When a line in the listing below contains the word "memz", return a copy of that line.

AVAILABLE DATA:
<<<<
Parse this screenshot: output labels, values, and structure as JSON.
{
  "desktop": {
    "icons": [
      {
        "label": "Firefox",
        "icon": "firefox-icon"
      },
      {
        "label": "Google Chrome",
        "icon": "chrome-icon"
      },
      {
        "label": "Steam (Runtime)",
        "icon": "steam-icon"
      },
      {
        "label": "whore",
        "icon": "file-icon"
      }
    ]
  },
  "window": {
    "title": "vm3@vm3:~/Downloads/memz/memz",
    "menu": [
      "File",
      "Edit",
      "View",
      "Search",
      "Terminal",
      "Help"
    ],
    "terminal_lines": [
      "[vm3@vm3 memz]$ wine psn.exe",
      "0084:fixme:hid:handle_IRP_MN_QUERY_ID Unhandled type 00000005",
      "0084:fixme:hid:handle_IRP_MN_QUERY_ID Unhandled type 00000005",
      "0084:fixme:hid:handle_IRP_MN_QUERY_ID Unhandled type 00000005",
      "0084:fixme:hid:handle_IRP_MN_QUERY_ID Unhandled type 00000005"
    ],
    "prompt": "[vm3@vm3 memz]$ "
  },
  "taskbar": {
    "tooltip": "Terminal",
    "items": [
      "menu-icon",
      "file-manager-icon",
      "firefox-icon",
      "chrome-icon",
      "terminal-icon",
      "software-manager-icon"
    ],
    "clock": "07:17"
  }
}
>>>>
EXERCISE RESPONSE:
    "title": "vm3@vm3:~/Downloads/memz/memz",
      "[vm3@vm3 memz]$ wine psn.exe",
    "prompt": "[vm3@vm3 memz]$ "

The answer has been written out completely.